The things just want to be on-edge, they will silently beg you to throw them about in varying radii of turn. Surprisingly, for a ski aimed at the beginner and intermediate markets, the RTM 73s maintain their grip well and feel solid underfoot.
One of our reviewers was clocked at close to 50mph on them. Although slightly chattery on ice and when really powering-up the ski, they held firm.
For Volkl’s target market, this will not be a problem. What may be though, is their ubiquitous favoring of piste skiing.
Despite Volkl’s claims that the RTM 73s are ‘70% groomed’ and ‘30% powder’ favored, they seem too familiar with the piste stuff. Saying this, it will probably pose little problem for those considering the 73s – as they are able to head off-piste if forced, but on the slopes are stable, forgiving and easy going ski that very few can find fault with.
The success of Volkl’s attempt to make the RTM 73s powder ready is debatable, however, all those additions make them great at dealing with crud and poorer snow conditions as the day progresses. Referring back to our introduction to the 73s, they really are the best ski for your primary trip into the ski market or for those seeking an upgrade.
The Volkl RTM 73 model is perfect for anyone who wishes to join the crazy new world of half-pipes and powder, whilst refusing to relinquish the occasional lark-about through some race gates and everything in between, for any beginner or intermediate skier.
Team Volkl have clinched ski-stars like A Fischbacher gold in Vancouver’s 2010 Super-G, R Henshaw silver in the 2015 World Championships and star in many freeskiing films.
The company is the best all-rounder in the industry and is at the forefront of ski design, even amongst the tumult of our transition. The Volkl RTM 73s are no exception.

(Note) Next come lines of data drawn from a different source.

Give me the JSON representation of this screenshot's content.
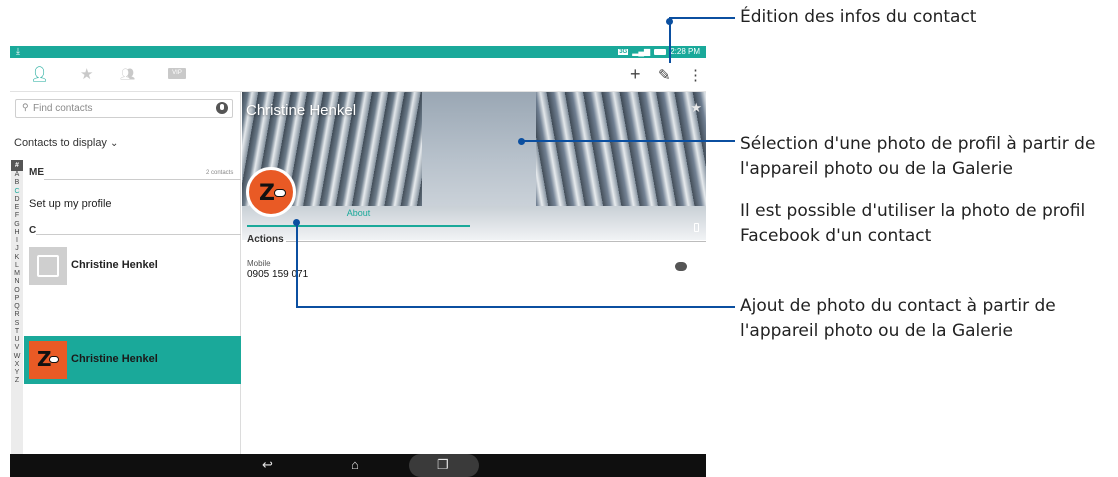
{
  "status_bar": {
    "time": "2:28 PM",
    "network": "3G",
    "download_icon": "download-icon"
  },
  "toolbar": {
    "tabs": [
      "contacts-icon",
      "favorites-icon",
      "groups-icon",
      "vip-icon"
    ],
    "vip_label": "VIP",
    "actions": [
      "add-icon",
      "edit-icon",
      "overflow-menu-icon"
    ]
  },
  "left_pane": {
    "search_placeholder": "Find contacts",
    "contacts_to_display": "Contacts to display",
    "alphabet": [
      "#",
      "A",
      "B",
      "C",
      "D",
      "E",
      "F",
      "G",
      "H",
      "I",
      "J",
      "K",
      "L",
      "M",
      "N",
      "O",
      "P",
      "Q",
      "R",
      "S",
      "T",
      "U",
      "V",
      "W",
      "X",
      "Y",
      "Z"
    ],
    "sections": [
      {
        "header": "ME",
        "note": "2 contacts"
      },
      {
        "header": "C",
        "note": ""
      }
    ],
    "setup_profile": "Set up my profile",
    "contacts": [
      {
        "name": "Christine Henkel",
        "selected": false
      },
      {
        "name": "Christine Henkel",
        "selected": true
      }
    ]
  },
  "detail": {
    "contact_name": "Christine Henkel",
    "tab_about": "About",
    "actions_header": "Actions",
    "phone_type": "Mobile",
    "phone_number": "0905 159 071"
  },
  "callouts": {
    "edit": "Édition des infos du contact",
    "cover_line1": "Sélection d'une photo de profil à partir de",
    "cover_line2": "l'appareil photo ou de la Galerie",
    "facebook_line1": "Il est possible d'utiliser la photo de profil",
    "facebook_line2": "Facebook d'un contact",
    "avatar_line1": "Ajout de photo du contact à partir de",
    "avatar_line2": "l'appareil photo ou de la Galerie"
  },
  "colors": {
    "accent": "#1aa99a",
    "callout": "#0b4fa0",
    "avatar": "#e95a25"
  }
}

This is one memorable all-mountain ski, we all love it and we are sure you will too!